Material provided —
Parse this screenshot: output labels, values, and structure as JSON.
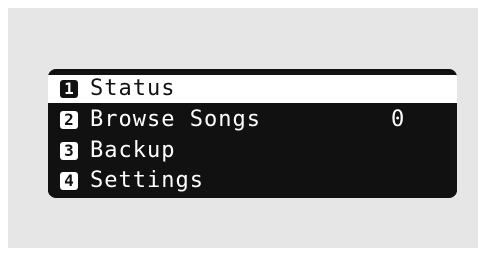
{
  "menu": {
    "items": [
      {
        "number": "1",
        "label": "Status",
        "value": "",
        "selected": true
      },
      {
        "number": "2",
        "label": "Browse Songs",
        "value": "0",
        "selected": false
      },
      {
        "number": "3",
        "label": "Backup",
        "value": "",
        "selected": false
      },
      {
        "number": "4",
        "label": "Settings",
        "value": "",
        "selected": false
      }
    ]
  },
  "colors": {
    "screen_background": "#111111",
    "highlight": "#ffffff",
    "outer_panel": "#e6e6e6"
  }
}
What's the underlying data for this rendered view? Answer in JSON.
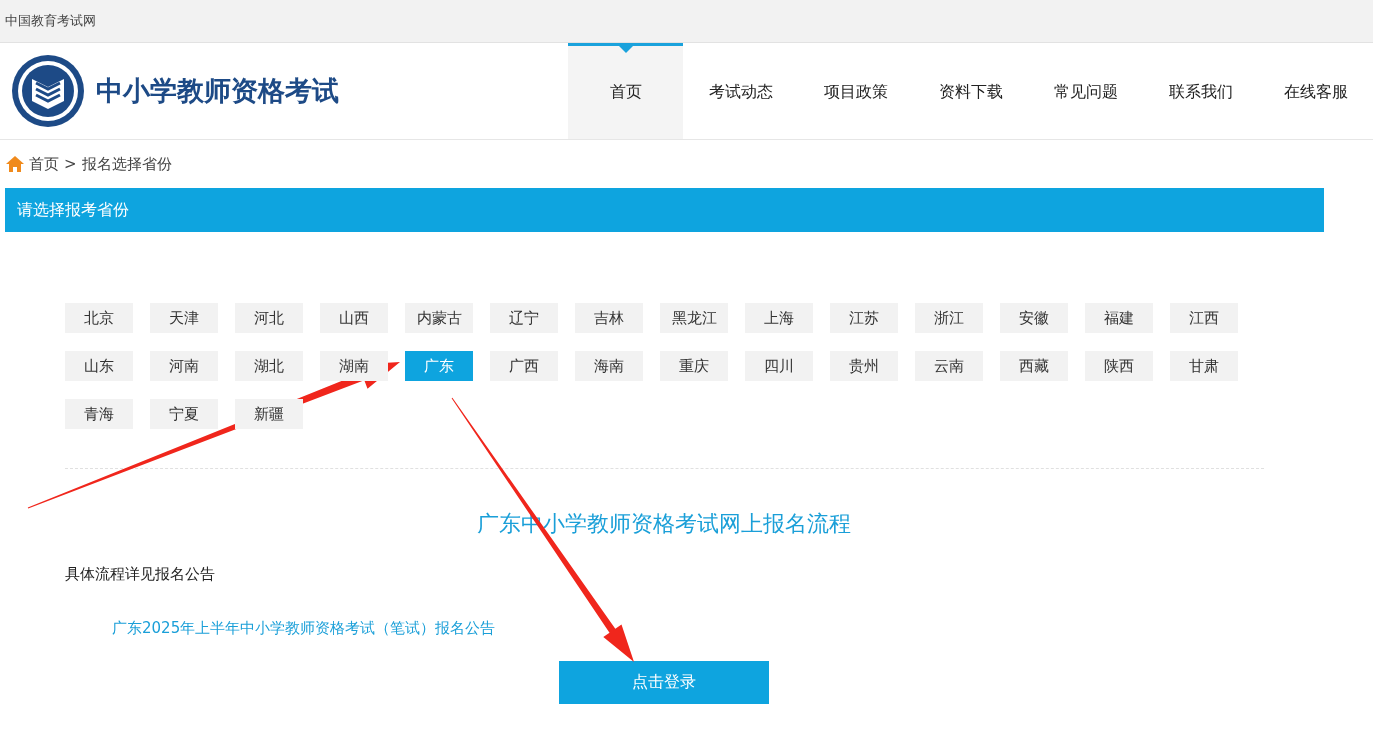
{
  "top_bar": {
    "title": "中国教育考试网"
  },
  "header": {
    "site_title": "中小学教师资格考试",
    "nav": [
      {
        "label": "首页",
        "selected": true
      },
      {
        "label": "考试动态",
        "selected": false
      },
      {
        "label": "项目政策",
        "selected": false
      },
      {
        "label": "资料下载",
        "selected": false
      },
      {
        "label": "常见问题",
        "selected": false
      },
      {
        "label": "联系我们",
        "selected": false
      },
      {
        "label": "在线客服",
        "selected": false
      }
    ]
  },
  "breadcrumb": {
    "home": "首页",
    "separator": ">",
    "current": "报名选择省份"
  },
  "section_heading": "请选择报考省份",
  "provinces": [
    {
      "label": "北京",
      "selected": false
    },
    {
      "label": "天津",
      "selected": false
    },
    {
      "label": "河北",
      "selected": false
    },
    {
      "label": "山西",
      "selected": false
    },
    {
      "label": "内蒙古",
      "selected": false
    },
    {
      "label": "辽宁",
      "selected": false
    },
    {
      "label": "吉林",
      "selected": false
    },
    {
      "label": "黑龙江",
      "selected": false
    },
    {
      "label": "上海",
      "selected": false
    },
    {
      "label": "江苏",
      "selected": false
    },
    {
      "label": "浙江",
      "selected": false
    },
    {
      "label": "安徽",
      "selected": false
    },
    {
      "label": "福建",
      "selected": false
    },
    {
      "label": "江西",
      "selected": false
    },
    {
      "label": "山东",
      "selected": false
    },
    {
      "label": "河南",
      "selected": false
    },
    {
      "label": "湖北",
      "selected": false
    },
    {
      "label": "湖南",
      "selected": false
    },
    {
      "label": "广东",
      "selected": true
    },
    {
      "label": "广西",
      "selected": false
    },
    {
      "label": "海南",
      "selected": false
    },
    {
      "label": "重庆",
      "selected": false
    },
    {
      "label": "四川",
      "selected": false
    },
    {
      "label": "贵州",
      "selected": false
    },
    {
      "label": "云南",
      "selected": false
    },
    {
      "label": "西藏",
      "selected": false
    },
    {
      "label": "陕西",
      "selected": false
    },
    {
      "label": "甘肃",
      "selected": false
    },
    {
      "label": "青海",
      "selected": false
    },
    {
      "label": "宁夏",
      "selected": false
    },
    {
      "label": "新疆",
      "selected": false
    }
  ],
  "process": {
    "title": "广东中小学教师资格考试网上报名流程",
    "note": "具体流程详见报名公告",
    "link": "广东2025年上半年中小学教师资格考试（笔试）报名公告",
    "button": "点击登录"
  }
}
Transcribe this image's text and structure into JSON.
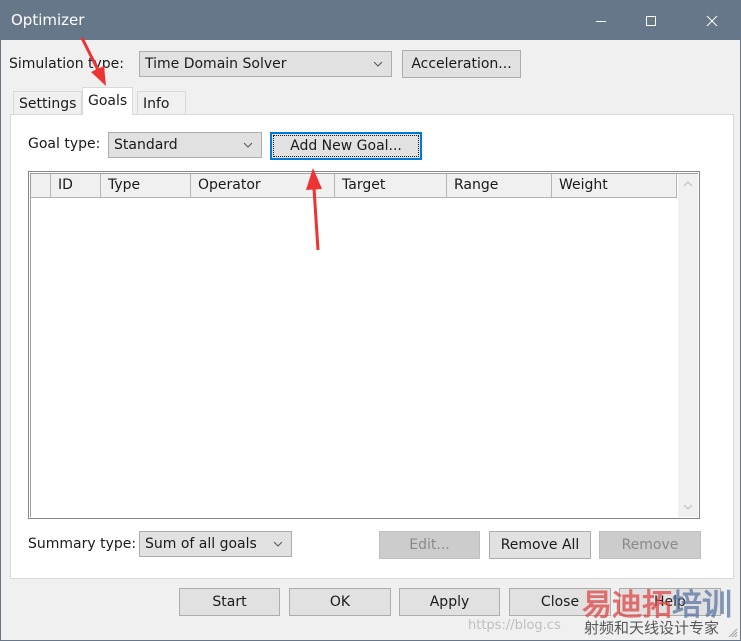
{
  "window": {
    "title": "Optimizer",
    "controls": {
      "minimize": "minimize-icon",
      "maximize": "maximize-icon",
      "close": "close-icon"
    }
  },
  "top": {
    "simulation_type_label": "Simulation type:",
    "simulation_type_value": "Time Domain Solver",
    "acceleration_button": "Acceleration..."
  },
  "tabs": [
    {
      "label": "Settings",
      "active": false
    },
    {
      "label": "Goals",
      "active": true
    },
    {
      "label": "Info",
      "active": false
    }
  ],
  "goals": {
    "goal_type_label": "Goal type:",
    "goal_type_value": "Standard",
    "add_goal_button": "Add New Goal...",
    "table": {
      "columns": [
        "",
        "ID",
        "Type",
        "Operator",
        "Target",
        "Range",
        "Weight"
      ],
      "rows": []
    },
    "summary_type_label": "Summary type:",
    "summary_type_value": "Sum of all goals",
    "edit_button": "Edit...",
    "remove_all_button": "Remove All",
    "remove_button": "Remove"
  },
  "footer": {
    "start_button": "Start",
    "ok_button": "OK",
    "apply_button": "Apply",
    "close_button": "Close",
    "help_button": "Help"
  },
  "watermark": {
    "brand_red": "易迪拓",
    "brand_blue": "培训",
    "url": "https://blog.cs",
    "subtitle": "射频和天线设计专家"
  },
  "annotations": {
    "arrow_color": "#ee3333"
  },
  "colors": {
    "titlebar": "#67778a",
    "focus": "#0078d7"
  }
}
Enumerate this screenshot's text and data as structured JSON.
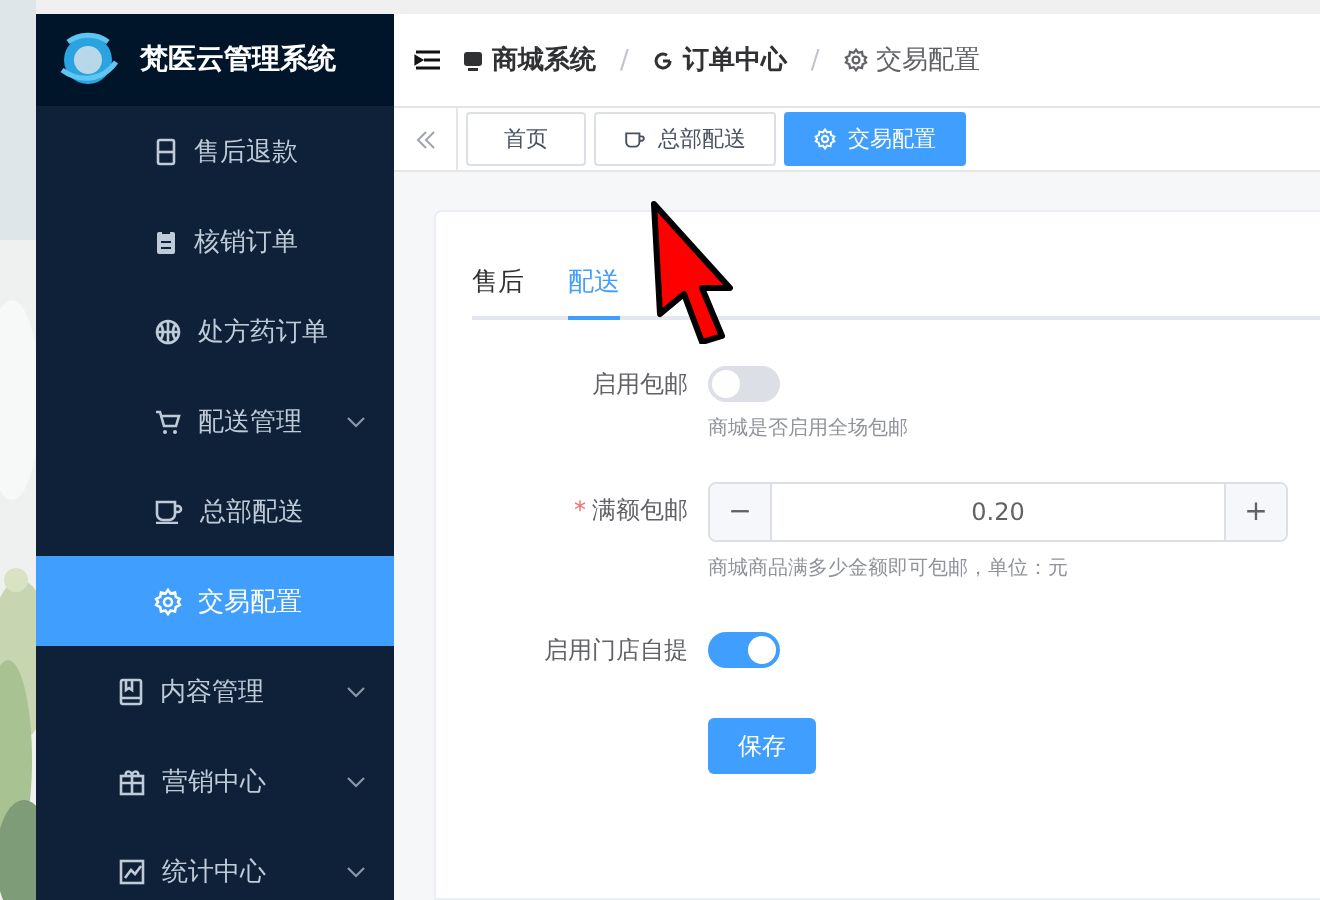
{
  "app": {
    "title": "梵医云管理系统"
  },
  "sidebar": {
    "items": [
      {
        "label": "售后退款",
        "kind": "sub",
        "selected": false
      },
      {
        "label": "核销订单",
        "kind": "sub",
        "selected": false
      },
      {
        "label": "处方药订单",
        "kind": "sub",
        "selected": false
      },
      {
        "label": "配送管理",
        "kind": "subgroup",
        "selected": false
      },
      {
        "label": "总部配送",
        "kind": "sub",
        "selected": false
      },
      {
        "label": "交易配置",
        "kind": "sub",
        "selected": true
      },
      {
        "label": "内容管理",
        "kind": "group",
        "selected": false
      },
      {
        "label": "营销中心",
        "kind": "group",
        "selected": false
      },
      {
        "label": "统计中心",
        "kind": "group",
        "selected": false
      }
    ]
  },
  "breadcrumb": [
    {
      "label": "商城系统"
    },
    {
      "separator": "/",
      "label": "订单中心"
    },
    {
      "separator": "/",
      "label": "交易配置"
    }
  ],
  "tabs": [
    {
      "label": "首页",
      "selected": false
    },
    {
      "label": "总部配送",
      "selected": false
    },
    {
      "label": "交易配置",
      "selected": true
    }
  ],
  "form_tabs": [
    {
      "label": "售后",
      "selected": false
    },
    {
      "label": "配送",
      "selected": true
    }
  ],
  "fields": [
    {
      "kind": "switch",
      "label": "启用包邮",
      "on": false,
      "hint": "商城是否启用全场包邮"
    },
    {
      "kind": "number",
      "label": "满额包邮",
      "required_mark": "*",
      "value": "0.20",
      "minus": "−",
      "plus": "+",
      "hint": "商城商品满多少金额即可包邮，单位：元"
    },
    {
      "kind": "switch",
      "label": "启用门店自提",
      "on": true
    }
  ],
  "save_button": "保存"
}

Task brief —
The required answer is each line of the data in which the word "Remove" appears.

Expected answer —
    "remove_all_button": "Remove All",
    "remove_button": "Remove"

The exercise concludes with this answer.